Regarding the difference between the presence of Hezbollah fighters in Syria and the other side having foreign fighters, Assad said that the difference lies in legitimacy. He stressed that Hezbollah entered Syria through agreement with the Syrian state which is the legitimate, elected representative of the Syrian people and is supported by their majority, so the state has the right to invite forces to defend the Syrian people, while the other forces are terrorists who came to murder Syrians and against the will of the people and the state.

On his relations with Hezbollah leader Sayyed Nasrallah, Assad said: ‘The relationship is one of a resistant state and a true resistant figure who gave his son in defence of Lebanon.’ On US training of Syrian opposition figures Assad said: ‘The track of events in Syria wouldn’t stop at this group . . . there is another thing which is bigger and more dangerous that we should worry about, it is the west’s disregard of the danger of terrorism in the whole region.’

Assad said Turkey’s leader Erdogan has ‘big dreams to be a leader, to be a Muslim brotherhood sultan . . . he wants a merger between the experiment of Sultanate and that of the new Muslim brotherhood that he has built his big aspirations on. . . . Those dreams have collapsed now . . . the thing that remains to him now is that his masters respond to him. Erdogan and Davutoglu have proven in this crisis that they are mere puppets which have a big dream in Syria which is the dream of a buffer zone . . . it is the last dream after the failure of all their previous dreams in Syria.’

Assad said the relations between Syria, Egypt and Iraq are the base of Arab civilisations throughout history – ‘There are a number of institutions in Egypt that refused to sever relations and continued communication with Syria, and we have listened to a national and pan-Arab discourse from them . . .

‘I don’t want to hold the brothers in Egypt responsible . . . perhaps the conditions are very pressing . . . what we want, in the first phase, is for Egypt not to be a launch-pad against Syria or against others in the Arab countries, but in the second phase we want Egypt to play the role of the important country which helps the other Arab countries . . .
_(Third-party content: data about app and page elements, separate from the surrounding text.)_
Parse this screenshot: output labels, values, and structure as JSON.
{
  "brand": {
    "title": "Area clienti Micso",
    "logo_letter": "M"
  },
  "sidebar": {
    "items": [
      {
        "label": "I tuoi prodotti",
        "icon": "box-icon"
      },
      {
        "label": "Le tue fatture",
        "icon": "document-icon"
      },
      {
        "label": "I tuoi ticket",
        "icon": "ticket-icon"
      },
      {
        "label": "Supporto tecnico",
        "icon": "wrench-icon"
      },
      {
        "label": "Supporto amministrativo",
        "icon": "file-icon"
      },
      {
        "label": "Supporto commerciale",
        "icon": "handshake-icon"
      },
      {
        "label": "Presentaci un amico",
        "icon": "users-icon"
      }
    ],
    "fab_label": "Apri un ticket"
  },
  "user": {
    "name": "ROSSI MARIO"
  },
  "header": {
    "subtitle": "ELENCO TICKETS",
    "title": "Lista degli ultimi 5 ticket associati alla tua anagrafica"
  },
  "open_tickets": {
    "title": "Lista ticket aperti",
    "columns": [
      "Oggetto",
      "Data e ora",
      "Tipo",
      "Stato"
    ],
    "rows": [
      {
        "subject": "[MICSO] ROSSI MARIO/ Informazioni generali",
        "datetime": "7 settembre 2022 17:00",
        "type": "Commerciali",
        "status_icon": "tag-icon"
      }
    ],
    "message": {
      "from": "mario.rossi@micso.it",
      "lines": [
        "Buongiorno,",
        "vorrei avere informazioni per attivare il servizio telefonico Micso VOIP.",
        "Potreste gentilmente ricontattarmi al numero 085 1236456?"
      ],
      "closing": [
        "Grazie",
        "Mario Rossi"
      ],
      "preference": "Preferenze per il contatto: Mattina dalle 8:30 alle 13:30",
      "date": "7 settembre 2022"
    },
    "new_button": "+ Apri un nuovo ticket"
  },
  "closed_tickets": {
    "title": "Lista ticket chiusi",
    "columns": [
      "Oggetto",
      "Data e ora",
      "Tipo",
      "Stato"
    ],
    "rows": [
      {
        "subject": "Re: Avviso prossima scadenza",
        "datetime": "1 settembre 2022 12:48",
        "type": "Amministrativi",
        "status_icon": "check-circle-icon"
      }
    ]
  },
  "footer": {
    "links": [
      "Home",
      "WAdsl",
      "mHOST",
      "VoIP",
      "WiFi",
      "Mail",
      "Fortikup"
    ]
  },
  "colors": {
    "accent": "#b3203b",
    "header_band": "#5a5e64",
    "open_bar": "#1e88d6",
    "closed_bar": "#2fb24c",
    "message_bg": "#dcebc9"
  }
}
‘Syria believes that it stands in the same trench as the Egyptian army and the Egyptian people against terrorists who change their names.’ As for additional measures to ease some livelihood crises regarding Syrian citizens, Assad said: ‘We have begun projects of reconstruction . . . they are most important for any country destroyed by war . . . these projects run with steady steps forwards and there are productive projects on hand.’